[[ Given records open ]]

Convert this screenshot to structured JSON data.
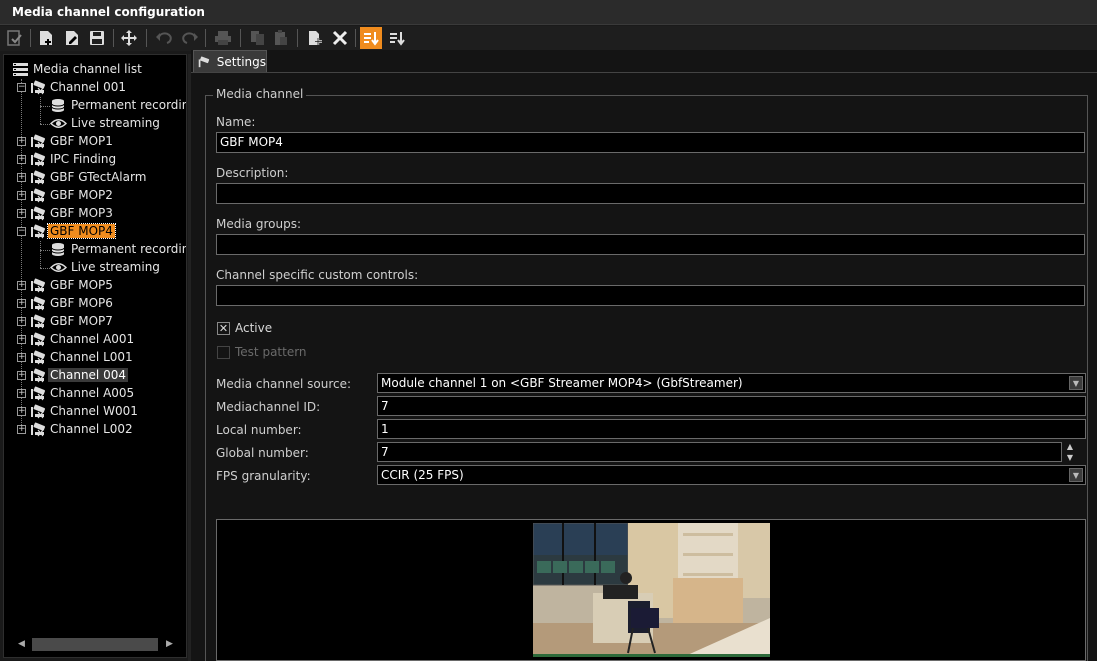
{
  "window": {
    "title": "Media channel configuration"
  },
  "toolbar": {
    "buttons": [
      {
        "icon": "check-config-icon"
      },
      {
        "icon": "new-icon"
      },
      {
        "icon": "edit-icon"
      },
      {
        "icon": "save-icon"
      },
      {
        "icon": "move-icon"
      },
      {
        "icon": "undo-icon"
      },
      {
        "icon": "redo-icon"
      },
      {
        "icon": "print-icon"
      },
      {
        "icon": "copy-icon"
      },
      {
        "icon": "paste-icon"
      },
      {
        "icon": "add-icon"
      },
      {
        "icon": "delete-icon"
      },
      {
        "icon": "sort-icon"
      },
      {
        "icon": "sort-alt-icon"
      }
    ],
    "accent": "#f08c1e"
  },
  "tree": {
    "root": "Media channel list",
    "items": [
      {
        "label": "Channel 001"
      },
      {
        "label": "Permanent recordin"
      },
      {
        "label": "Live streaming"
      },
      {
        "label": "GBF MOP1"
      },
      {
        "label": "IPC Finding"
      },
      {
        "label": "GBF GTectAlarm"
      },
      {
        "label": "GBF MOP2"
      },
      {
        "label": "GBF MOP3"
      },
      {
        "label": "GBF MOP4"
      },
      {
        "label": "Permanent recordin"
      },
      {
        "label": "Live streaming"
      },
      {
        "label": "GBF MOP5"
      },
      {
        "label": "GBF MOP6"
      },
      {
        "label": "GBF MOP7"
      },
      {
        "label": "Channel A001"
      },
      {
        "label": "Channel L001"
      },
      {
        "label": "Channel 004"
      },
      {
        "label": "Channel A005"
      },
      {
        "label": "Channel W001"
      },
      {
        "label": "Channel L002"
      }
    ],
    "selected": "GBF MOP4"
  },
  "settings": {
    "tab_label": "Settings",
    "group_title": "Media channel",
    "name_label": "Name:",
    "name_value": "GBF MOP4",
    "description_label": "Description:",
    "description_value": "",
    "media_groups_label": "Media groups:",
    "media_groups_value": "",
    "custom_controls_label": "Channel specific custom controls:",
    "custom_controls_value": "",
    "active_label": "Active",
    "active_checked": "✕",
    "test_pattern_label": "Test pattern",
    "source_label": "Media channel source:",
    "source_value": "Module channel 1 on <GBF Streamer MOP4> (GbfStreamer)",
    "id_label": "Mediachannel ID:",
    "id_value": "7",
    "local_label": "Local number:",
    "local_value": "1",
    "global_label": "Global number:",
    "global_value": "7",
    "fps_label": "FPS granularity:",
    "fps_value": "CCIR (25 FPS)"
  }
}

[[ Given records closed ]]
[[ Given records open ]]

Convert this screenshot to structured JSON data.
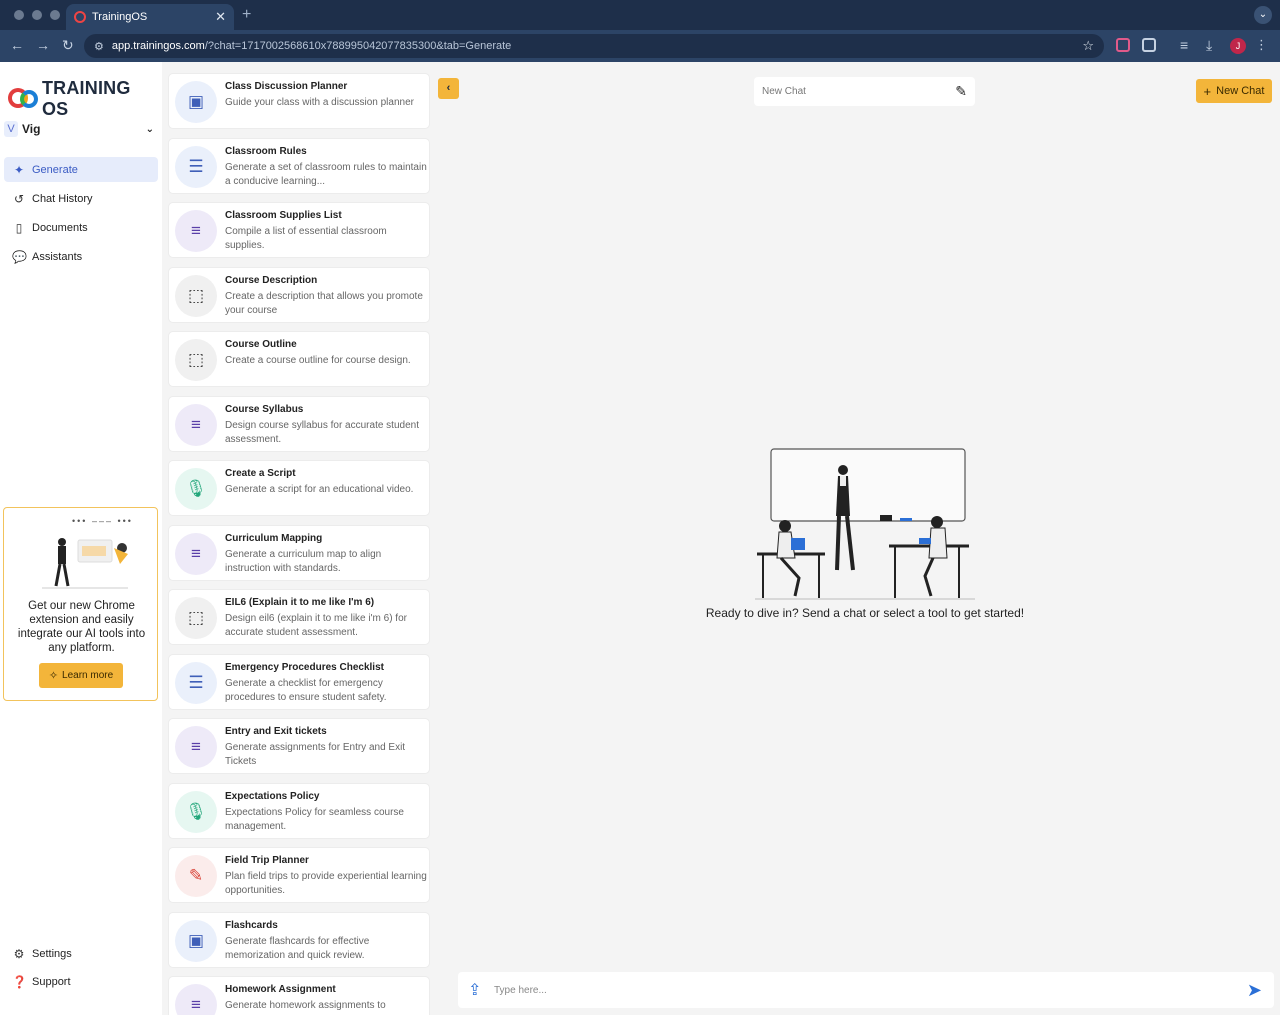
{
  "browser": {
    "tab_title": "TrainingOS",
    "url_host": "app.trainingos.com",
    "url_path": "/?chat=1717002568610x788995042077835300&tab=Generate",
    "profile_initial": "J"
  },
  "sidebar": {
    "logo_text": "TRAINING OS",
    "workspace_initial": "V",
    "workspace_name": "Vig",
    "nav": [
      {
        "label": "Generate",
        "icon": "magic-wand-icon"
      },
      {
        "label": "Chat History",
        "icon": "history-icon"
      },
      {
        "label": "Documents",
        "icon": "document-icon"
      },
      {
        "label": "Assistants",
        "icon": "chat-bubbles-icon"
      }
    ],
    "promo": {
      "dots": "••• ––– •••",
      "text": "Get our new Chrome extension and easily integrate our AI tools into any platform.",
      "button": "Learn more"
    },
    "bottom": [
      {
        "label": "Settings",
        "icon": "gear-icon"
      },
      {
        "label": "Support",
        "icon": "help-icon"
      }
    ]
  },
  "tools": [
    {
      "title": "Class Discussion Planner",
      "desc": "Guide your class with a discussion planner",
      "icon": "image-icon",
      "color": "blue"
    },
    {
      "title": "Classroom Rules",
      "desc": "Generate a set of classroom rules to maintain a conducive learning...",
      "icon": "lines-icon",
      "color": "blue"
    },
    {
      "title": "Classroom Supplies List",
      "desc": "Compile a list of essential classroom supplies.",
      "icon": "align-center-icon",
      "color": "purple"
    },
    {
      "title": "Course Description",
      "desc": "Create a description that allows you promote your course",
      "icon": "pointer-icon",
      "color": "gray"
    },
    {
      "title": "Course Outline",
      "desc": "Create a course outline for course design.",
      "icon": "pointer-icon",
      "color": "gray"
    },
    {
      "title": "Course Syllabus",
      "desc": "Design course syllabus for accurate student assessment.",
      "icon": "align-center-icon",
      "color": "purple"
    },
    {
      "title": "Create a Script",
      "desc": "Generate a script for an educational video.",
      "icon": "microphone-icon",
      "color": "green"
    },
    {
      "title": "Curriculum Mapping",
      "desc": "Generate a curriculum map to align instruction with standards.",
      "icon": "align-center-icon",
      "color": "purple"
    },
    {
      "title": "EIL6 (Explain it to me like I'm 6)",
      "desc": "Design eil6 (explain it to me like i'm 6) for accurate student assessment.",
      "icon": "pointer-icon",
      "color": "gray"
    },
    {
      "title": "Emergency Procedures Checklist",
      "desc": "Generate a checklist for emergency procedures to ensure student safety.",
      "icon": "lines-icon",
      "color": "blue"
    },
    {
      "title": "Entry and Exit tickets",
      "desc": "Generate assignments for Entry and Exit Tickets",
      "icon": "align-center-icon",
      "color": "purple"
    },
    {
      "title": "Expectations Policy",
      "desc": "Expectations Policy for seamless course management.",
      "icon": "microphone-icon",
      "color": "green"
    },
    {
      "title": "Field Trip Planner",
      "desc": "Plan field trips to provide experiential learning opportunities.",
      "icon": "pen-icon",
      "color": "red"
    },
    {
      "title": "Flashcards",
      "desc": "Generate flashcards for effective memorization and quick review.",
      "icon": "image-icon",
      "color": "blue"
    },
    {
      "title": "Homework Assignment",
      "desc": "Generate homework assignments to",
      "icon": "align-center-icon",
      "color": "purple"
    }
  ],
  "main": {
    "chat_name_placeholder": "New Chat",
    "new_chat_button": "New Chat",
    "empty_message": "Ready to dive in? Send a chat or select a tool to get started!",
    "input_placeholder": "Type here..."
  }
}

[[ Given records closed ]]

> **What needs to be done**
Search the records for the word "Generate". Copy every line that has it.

> **Solved problem**
    "url_path": "/?chat=1717002568610x788995042077835300&tab=Generate",
        "label": "Generate",
      "desc": "Generate a set of classroom rules to maintain a conducive learning...",
      "desc": "Generate a script for an educational video.",
      "desc": "Generate a curriculum map to align instruction with standards.",
      "desc": "Generate a checklist for emergency procedures to ensure student safety.",
      "desc": "Generate assignments for Entry and Exit Tickets",
      "desc": "Generate flashcards for effective memorization and quick review.",
      "desc": "Generate homework assignments to",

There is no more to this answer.